Under the conception of quality management, two of the often confused ‘quality’ concepts are: quality control versus quality assurance. The differences of these two concepts will be outlined below.
Quality Control (QC) is a system of routine technical activities, to measure and control the quality of the operational process or output as it is being developed. The QC system is designed to: (i) provide routine and consistent checks to ensure data integrity, correctness, and completeness; (ii) identify and address errors and omissions; and (iii) Document and archive inventory material and record all QC activities.
Quality control is useful for an organization because it is a process within an organization designed to ensure a set level of quality for the products or services offered by a company. This control includes the actions necessary to verify and control the quality output of products and services. The overall goal includes meeting the customer’s requirements, product satisfaction, fiscally sound, and dependable output. Most companies provide a service or a product. The control is important to determine that the output being provided is of overall top quality. Quality is important to companies for liability purposes, name recognition or branding, and maintaining a position against the competition in the marketplace.
Quality Assurance (QA) activities include a planned system of review procedures conducted by personnel not directly involved in the operational process. Reviews, preferably by independent third parties, should be performed upon a finalised operational process or output following the implementation of QC procedures. Reviews verify that data quality objectives were met, ensure that the inventory represents the best possible estimates of emissions and sinks given the current state of scientific knowledge and data available, and support the effectiveness of the QC programme.
Modern day companies greatly value quality assurance because it helps them keep a check on the quality of their products and services. A good quality product or service leads to satisfied and loyal customers and that is the main goal of every entrepreneur. A business that compromises on quality in the long run loses out on loyal customers.
There are some distinctive differences between the concept of QC and QA. These are outlined accordingly as follow:
- Quality control is about adherence to requirements. Quality assurance is generic and does not concern the specific requirements of the product being developed.
- Quality assurance activities are determined before production work begins and these activities are performed while the product is being developed.
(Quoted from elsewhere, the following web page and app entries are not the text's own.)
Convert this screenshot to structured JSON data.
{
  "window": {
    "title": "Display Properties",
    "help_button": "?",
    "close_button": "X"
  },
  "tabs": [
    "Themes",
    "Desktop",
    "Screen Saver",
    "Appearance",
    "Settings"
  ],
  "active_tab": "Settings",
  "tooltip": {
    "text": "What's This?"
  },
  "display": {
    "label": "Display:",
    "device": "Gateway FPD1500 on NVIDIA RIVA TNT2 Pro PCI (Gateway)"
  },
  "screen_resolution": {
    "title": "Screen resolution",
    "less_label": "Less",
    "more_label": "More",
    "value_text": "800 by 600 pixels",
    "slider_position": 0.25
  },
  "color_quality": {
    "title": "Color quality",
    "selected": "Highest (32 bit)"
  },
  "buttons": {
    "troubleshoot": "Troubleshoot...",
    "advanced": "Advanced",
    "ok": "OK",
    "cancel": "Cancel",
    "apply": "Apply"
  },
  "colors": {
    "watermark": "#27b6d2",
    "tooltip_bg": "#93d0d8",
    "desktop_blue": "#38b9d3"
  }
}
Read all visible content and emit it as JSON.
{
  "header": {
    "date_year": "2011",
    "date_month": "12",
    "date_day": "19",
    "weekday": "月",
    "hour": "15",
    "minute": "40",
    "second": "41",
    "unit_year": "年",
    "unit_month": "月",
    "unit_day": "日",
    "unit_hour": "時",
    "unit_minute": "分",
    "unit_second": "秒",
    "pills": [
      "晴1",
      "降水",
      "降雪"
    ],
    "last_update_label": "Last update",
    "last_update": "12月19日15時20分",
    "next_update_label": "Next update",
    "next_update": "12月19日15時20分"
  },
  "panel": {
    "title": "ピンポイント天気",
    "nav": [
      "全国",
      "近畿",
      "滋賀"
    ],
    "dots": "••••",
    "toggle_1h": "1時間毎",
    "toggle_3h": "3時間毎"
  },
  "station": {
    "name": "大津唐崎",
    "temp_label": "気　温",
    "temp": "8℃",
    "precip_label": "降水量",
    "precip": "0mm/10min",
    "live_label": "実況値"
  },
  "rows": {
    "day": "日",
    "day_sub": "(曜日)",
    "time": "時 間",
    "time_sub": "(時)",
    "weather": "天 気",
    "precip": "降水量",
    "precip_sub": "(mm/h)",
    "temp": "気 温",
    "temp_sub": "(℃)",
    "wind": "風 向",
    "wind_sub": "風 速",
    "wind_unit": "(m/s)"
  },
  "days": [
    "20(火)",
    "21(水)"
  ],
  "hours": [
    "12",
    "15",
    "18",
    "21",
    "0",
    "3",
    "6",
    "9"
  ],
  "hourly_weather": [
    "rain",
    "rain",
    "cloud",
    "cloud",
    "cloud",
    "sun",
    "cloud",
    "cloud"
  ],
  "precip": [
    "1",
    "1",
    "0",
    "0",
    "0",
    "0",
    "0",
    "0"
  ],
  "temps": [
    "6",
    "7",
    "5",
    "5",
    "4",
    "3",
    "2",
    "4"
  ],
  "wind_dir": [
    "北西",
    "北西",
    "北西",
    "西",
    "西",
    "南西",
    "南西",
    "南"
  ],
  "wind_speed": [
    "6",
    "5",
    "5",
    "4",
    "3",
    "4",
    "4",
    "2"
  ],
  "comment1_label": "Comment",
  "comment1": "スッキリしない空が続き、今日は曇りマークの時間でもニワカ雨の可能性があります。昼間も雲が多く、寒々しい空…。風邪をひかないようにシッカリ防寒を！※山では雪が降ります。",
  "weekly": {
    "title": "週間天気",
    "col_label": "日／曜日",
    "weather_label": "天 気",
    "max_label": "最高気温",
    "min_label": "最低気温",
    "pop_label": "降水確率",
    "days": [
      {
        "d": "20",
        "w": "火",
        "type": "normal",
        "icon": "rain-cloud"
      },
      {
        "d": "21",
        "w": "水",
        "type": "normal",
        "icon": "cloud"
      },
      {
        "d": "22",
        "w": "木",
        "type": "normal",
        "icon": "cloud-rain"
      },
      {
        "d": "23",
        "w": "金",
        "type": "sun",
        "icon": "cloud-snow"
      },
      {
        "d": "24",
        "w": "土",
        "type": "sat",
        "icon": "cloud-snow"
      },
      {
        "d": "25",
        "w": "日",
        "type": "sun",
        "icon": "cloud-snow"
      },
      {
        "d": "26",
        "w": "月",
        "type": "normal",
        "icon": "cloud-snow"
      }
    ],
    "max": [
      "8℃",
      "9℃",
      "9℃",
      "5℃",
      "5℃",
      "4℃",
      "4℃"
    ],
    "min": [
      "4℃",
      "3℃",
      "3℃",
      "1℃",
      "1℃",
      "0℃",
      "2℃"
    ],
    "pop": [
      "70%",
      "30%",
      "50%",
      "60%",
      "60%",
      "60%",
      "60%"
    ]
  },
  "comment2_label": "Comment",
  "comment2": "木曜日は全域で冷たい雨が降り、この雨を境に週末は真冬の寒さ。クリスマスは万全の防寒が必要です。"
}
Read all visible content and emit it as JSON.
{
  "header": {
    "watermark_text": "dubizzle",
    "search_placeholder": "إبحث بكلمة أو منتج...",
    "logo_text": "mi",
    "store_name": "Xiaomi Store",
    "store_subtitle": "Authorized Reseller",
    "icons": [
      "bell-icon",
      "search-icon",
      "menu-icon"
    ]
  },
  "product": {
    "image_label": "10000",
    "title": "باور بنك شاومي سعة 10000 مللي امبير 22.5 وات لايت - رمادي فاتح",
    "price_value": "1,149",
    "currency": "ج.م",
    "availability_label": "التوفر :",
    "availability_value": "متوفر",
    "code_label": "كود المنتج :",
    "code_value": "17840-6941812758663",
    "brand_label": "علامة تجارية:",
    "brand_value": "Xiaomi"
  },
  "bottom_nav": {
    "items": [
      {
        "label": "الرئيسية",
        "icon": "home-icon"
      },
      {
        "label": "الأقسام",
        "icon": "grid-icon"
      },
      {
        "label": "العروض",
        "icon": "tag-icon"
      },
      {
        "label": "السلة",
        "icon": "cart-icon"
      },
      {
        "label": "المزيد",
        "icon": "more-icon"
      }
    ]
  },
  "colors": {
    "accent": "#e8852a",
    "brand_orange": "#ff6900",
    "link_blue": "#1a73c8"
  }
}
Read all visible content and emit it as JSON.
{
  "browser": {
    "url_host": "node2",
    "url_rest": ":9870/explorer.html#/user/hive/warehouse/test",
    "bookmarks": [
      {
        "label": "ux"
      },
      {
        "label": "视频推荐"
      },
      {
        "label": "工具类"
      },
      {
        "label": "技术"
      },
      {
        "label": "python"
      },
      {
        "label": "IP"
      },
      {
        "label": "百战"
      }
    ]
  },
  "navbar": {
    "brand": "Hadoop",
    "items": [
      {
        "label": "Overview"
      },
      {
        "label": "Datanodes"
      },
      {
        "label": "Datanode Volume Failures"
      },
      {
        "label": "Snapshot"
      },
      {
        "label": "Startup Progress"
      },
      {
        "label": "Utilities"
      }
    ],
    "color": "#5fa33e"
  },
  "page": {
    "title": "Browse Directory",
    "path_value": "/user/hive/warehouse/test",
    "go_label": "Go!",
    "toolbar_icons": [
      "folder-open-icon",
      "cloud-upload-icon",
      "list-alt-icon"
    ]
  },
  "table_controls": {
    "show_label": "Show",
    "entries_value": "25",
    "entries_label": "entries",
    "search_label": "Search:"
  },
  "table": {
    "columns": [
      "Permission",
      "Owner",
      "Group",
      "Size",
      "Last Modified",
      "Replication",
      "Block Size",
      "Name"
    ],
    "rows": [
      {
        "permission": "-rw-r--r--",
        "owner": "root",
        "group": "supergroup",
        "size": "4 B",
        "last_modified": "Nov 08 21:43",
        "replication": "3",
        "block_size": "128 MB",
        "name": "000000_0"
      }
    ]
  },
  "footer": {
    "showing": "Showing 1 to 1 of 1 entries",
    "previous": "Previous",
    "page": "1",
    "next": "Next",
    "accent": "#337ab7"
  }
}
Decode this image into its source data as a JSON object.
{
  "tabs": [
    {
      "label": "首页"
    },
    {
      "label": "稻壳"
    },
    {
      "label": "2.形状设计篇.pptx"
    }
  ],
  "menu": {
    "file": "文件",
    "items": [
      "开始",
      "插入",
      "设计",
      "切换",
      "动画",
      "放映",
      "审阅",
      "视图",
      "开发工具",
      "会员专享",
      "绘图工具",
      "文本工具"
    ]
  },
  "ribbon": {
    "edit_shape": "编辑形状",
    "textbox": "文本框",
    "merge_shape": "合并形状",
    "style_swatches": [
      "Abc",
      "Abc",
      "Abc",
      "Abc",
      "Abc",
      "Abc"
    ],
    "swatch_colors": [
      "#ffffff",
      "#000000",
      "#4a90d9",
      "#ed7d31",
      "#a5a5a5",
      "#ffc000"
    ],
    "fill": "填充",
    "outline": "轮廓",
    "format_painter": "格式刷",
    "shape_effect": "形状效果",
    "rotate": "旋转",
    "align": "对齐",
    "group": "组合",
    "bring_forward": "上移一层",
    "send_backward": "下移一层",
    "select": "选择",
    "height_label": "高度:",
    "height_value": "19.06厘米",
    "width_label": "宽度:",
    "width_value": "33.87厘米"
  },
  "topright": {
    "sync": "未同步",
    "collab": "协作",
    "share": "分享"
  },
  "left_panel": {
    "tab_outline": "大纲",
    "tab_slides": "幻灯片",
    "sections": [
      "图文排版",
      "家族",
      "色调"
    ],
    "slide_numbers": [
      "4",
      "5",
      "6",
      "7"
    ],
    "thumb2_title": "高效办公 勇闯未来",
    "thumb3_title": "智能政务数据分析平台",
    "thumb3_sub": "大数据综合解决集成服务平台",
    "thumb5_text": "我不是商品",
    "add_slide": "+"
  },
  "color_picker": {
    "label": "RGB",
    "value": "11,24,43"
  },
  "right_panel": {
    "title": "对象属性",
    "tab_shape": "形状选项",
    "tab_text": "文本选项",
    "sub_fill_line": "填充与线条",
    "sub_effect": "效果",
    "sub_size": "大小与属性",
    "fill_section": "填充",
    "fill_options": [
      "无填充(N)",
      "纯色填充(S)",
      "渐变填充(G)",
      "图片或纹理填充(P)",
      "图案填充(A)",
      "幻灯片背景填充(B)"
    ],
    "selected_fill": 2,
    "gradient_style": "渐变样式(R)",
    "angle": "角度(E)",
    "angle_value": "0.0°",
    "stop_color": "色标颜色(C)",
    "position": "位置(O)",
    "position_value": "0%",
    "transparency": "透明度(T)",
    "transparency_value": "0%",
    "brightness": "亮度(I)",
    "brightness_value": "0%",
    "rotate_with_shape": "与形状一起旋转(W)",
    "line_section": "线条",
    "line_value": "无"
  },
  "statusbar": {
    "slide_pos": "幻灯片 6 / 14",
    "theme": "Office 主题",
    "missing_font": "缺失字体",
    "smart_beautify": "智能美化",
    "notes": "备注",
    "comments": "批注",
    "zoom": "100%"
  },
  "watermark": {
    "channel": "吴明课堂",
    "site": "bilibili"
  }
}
In contrast, Quality control activities are performed after the product is developed.
- Quality control emphasizes testing of products to uncover products which do not meet specifications (i.e., do not meet the minimum level of quality). Quality assurance attempts to improve and stabilize production, and associated processes, to avoid, or at least to minimize, issues that led to the products which do not meet the metrics in the first place.